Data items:
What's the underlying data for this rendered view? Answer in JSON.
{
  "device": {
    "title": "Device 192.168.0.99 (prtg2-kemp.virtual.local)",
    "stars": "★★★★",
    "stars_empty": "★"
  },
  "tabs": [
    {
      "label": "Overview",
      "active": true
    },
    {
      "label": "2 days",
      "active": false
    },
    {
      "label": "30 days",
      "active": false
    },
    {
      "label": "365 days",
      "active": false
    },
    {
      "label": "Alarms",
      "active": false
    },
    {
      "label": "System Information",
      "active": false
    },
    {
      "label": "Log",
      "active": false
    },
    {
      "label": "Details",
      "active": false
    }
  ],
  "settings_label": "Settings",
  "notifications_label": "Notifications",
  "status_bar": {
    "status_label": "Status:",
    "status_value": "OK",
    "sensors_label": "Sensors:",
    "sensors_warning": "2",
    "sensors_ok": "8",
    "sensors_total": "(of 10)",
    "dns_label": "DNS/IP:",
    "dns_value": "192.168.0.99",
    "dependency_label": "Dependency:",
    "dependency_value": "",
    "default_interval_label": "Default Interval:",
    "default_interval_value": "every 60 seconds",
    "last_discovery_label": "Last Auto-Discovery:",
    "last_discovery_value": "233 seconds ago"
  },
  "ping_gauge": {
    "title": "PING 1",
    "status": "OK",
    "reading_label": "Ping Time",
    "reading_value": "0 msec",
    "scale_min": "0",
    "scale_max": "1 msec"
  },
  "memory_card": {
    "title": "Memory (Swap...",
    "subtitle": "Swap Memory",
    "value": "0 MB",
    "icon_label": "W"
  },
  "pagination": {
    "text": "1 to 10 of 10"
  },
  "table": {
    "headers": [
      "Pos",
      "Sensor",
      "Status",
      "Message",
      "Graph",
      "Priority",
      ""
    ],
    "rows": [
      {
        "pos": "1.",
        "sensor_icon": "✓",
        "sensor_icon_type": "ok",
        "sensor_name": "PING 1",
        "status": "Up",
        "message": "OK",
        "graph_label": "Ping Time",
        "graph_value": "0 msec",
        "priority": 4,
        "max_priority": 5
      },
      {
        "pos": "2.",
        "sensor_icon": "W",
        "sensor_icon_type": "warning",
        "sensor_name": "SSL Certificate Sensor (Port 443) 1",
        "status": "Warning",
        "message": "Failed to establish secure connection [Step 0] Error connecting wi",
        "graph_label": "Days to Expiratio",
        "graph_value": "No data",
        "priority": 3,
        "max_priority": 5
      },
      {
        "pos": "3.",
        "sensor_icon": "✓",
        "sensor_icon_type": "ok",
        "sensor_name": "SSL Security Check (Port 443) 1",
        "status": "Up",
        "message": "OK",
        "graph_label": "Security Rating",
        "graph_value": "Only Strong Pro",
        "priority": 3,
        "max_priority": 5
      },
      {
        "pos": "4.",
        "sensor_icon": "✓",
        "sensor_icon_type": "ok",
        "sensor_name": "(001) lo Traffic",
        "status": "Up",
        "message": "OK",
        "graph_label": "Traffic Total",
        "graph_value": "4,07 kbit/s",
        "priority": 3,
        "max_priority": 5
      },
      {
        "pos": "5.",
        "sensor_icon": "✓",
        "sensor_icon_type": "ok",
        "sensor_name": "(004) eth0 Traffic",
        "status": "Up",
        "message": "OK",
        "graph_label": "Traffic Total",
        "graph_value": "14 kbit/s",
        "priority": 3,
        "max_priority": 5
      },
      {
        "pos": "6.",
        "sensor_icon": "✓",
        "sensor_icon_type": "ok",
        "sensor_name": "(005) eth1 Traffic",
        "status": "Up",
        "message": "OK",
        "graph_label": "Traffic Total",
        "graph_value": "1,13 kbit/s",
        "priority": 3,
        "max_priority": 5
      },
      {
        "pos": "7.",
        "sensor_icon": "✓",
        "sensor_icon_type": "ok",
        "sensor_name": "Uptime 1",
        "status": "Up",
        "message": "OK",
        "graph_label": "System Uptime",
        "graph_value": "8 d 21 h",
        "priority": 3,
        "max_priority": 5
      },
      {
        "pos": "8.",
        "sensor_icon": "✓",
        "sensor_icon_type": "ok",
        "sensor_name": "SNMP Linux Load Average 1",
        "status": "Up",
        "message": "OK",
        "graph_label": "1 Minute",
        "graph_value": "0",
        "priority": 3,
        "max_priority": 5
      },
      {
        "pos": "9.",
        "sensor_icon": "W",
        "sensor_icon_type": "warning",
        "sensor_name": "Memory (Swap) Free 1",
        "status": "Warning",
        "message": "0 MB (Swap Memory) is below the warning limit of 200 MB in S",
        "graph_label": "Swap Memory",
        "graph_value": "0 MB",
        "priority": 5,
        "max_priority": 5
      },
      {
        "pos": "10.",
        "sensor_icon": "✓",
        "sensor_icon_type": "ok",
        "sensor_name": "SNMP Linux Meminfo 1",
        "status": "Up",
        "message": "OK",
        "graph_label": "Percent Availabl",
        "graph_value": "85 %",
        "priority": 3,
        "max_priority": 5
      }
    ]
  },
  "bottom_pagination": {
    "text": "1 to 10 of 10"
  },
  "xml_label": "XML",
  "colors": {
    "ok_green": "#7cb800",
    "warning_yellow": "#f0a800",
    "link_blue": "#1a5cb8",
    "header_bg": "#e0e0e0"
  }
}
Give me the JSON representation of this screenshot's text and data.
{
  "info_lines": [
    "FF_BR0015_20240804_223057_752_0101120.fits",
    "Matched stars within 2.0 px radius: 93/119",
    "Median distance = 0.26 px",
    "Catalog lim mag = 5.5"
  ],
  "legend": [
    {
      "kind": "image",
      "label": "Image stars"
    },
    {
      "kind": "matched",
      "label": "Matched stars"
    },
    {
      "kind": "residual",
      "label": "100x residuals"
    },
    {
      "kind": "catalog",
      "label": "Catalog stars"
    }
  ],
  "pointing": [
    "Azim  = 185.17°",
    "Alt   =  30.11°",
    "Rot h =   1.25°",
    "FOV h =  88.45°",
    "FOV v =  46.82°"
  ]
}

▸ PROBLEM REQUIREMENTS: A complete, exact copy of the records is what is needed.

▸ ANSWER:
What's the underlying data for this rendered view? Answer in JSON.
{
  "device": {
    "title": "Device 192.168.0.99 (prtg2-kemp.virtual.local)",
    "stars": "★★★★",
    "stars_empty": "★"
  },
  "tabs": [
    {
      "label": "Overview",
      "active": true
    },
    {
      "label": "2 days",
      "active": false
    },
    {
      "label": "30 days",
      "active": false
    },
    {
      "label": "365 days",
      "active": false
    },
    {
      "label": "Alarms",
      "active": false
    },
    {
      "label": "System Information",
      "active": false
    },
    {
      "label": "Log",
      "active": false
    },
    {
      "label": "Details",
      "active": false
    }
  ],
  "settings_label": "Settings",
  "notifications_label": "Notifications",
  "status_bar": {
    "status_label": "Status:",
    "status_value": "OK",
    "sensors_label": "Sensors:",
    "sensors_warning": "2",
    "sensors_ok": "8",
    "sensors_total": "(of 10)",
    "dns_label": "DNS/IP:",
    "dns_value": "192.168.0.99",
    "dependency_label": "Dependency:",
    "dependency_value": "",
    "default_interval_label": "Default Interval:",
    "default_interval_value": "every 60 seconds",
    "last_discovery_label": "Last Auto-Discovery:",
    "last_discovery_value": "233 seconds ago"
  },
  "ping_gauge": {
    "title": "PING 1",
    "status": "OK",
    "reading_label": "Ping Time",
    "reading_value": "0 msec",
    "scale_min": "0",
    "scale_max": "1 msec"
  },
  "memory_card": {
    "title": "Memory (Swap...",
    "subtitle": "Swap Memory",
    "value": "0 MB",
    "icon_label": "W"
  },
  "pagination": {
    "text": "1 to 10 of 10"
  },
  "table": {
    "headers": [
      "Pos",
      "Sensor",
      "Status",
      "Message",
      "Graph",
      "Priority",
      ""
    ],
    "rows": [
      {
        "pos": "1.",
        "sensor_icon": "✓",
        "sensor_icon_type": "ok",
        "sensor_name": "PING 1",
        "status": "Up",
        "message": "OK",
        "graph_label": "Ping Time",
        "graph_value": "0 msec",
        "priority": 4,
        "max_priority": 5
      },
      {
        "pos": "2.",
        "sensor_icon": "W",
        "sensor_icon_type": "warning",
        "sensor_name": "SSL Certificate Sensor (Port 443) 1",
        "status": "Warning",
        "message": "Failed to establish secure connection [Step 0] Error connecting wi",
        "graph_label": "Days to Expiratio",
        "graph_value": "No data",
        "priority": 3,
        "max_priority": 5
      },
      {
        "pos": "3.",
        "sensor_icon": "✓",
        "sensor_icon_type": "ok",
        "sensor_name": "SSL Security Check (Port 443) 1",
        "status": "Up",
        "message": "OK",
        "graph_label": "Security Rating",
        "graph_value": "Only Strong Pro",
        "priority": 3,
        "max_priority": 5
      },
      {
        "pos": "4.",
        "sensor_icon": "✓",
        "sensor_icon_type": "ok",
        "sensor_name": "(001) lo Traffic",
        "status": "Up",
        "message": "OK",
        "graph_label": "Traffic Total",
        "graph_value": "4,07 kbit/s",
        "priority": 3,
        "max_priority": 5
      },
      {
        "pos": "5.",
        "sensor_icon": "✓",
        "sensor_icon_type": "ok",
        "sensor_name": "(004) eth0 Traffic",
        "status": "Up",
        "message": "OK",
        "graph_label": "Traffic Total",
        "graph_value": "14 kbit/s",
        "priority": 3,
        "max_priority": 5
      },
      {
        "pos": "6.",
        "sensor_icon": "✓",
        "sensor_icon_type": "ok",
        "sensor_name": "(005) eth1 Traffic",
        "status": "Up",
        "message": "OK",
        "graph_label": "Traffic Total",
        "graph_value": "1,13 kbit/s",
        "priority": 3,
        "max_priority": 5
      },
      {
        "pos": "7.",
        "sensor_icon": "✓",
        "sensor_icon_type": "ok",
        "sensor_name": "Uptime 1",
        "status": "Up",
        "message": "OK",
        "graph_label": "System Uptime",
        "graph_value": "8 d 21 h",
        "priority": 3,
        "max_priority": 5
      },
      {
        "pos": "8.",
        "sensor_icon": "✓",
        "sensor_icon_type": "ok",
        "sensor_name": "SNMP Linux Load Average 1",
        "status": "Up",
        "message": "OK",
        "graph_label": "1 Minute",
        "graph_value": "0",
        "priority": 3,
        "max_priority": 5
      },
      {
        "pos": "9.",
        "sensor_icon": "W",
        "sensor_icon_type": "warning",
        "sensor_name": "Memory (Swap) Free 1",
        "status": "Warning",
        "message": "0 MB (Swap Memory) is below the warning limit of 200 MB in S",
        "graph_label": "Swap Memory",
        "graph_value": "0 MB",
        "priority": 5,
        "max_priority": 5
      },
      {
        "pos": "10.",
        "sensor_icon": "✓",
        "sensor_icon_type": "ok",
        "sensor_name": "SNMP Linux Meminfo 1",
        "status": "Up",
        "message": "OK",
        "graph_label": "Percent Availabl",
        "graph_value": "85 %",
        "priority": 3,
        "max_priority": 5
      }
    ]
  },
  "bottom_pagination": {
    "text": "1 to 10 of 10"
  },
  "xml_label": "XML",
  "colors": {
    "ok_green": "#7cb800",
    "warning_yellow": "#f0a800",
    "link_blue": "#1a5cb8",
    "header_bg": "#e0e0e0"
  }
}
Give me the JSON representation of this screenshot's text and data.
{
  "info_lines": [
    "FF_BR0015_20240804_223057_752_0101120.fits",
    "Matched stars within 2.0 px radius: 93/119",
    "Median distance = 0.26 px",
    "Catalog lim mag = 5.5"
  ],
  "legend": [
    {
      "kind": "image",
      "label": "Image stars"
    },
    {
      "kind": "matched",
      "label": "Matched stars"
    },
    {
      "kind": "residual",
      "label": "100x residuals"
    },
    {
      "kind": "catalog",
      "label": "Catalog stars"
    }
  ],
  "pointing": [
    "Azim  = 185.17°",
    "Alt   =  30.11°",
    "Rot h =   1.25°",
    "FOV h =  88.45°",
    "FOV v =  46.82°"
  ]
}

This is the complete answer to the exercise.